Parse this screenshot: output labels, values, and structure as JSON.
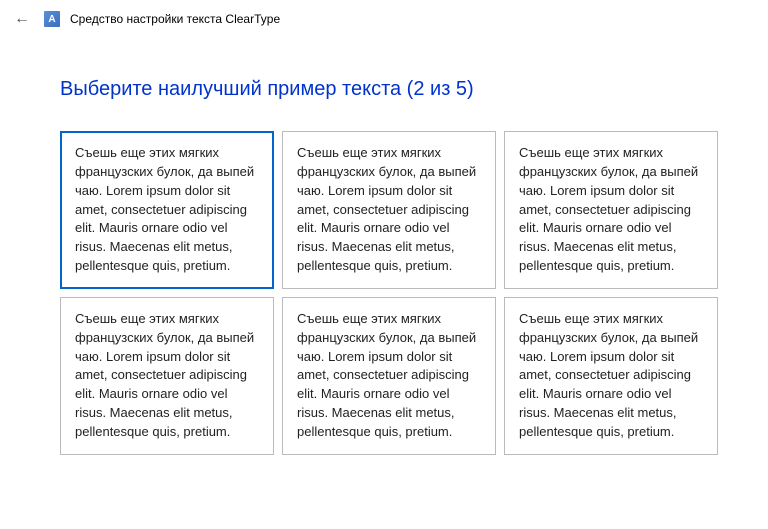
{
  "titlebar": {
    "title": "Средство настройки текста ClearType",
    "icon_letter": "A"
  },
  "heading": "Выберите наилучший пример текста (2 из 5)",
  "sample_text": "Съешь еще этих мягких французских булок, да выпей чаю. Lorem ipsum dolor sit amet, consectetuer adipiscing elit. Mauris ornare odio vel risus. Maecenas elit metus, pellentesque quis, pretium.",
  "samples": [
    {
      "selected": true
    },
    {
      "selected": false
    },
    {
      "selected": false
    },
    {
      "selected": false
    },
    {
      "selected": false
    },
    {
      "selected": false
    }
  ],
  "colors": {
    "accent": "#0033cc",
    "selection_border": "#0066cc",
    "border": "#bbbbbb"
  }
}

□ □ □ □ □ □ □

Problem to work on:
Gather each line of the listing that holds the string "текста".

Written response:
    "title": "Средство настройки текста ClearType",
  "heading": "Выберите наилучший пример текста (2 из 5)",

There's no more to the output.